I'd like every line in the following listing that holds "records" copied.
<<<<
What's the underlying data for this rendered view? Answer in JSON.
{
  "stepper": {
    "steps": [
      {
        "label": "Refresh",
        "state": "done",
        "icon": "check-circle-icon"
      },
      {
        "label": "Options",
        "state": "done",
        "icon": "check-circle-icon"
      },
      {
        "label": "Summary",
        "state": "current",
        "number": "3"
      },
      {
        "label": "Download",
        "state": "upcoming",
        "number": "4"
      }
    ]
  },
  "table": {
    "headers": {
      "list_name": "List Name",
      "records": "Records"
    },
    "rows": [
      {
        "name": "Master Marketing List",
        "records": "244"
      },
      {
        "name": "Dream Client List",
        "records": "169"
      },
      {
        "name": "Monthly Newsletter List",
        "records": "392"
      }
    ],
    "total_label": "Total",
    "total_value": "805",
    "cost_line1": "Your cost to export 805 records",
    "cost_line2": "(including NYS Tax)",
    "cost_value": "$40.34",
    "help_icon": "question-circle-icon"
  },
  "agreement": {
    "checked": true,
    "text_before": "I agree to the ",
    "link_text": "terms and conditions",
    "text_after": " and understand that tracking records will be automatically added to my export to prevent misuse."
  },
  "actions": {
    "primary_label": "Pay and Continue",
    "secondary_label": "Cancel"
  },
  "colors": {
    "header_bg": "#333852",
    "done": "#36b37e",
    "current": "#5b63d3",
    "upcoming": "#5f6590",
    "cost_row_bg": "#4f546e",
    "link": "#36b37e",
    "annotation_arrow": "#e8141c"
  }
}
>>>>
▶ [Answer section]
      "records": "Records"
        "records": "244"
        "records": "169"
        "records": "392"
    "cost_line1": "Your cost to export 805 records",
    "text_after": " and understand that tracking records will be automatically added to my export to prevent misuse."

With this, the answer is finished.